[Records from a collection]

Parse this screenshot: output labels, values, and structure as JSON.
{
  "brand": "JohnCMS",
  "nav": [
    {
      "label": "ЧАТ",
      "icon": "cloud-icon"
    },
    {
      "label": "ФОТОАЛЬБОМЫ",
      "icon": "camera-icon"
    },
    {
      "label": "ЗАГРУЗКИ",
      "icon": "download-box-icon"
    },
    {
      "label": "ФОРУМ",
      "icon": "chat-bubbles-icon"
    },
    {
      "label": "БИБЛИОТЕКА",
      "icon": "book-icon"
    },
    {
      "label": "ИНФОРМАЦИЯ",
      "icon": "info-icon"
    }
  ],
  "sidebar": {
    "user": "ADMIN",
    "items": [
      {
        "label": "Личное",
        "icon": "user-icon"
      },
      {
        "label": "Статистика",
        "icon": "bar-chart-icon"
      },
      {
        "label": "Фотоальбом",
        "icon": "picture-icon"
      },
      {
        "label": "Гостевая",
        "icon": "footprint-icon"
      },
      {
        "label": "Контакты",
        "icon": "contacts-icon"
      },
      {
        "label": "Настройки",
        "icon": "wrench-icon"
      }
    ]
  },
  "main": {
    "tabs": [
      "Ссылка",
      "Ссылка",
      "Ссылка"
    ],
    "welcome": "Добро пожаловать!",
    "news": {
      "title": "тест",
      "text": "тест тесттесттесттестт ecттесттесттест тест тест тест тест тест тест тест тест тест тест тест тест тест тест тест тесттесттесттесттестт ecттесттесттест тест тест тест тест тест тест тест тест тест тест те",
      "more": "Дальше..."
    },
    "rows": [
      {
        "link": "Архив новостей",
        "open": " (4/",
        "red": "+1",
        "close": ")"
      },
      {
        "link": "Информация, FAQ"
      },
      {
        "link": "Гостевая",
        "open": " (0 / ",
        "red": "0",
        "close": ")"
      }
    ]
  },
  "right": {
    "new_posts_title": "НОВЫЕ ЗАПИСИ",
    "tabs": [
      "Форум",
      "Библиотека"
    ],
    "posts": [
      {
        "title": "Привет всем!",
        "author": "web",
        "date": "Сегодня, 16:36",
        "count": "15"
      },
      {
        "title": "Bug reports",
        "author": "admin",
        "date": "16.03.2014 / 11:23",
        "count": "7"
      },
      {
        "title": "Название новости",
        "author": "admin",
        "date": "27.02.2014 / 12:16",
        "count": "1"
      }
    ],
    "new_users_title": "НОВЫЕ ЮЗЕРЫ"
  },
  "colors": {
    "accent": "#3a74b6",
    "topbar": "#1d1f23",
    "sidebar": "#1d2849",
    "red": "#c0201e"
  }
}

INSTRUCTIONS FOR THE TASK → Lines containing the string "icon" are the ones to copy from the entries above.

RESPONSE →
      "icon": "cloud-icon"
      "icon": "camera-icon"
      "icon": "download-box-icon"
      "icon": "chat-bubbles-icon"
      "icon": "book-icon"
      "icon": "info-icon"
        "icon": "user-icon"
        "icon": "bar-chart-icon"
        "icon": "picture-icon"
        "icon": "footprint-icon"
        "icon": "contacts-icon"
        "icon": "wrench-icon"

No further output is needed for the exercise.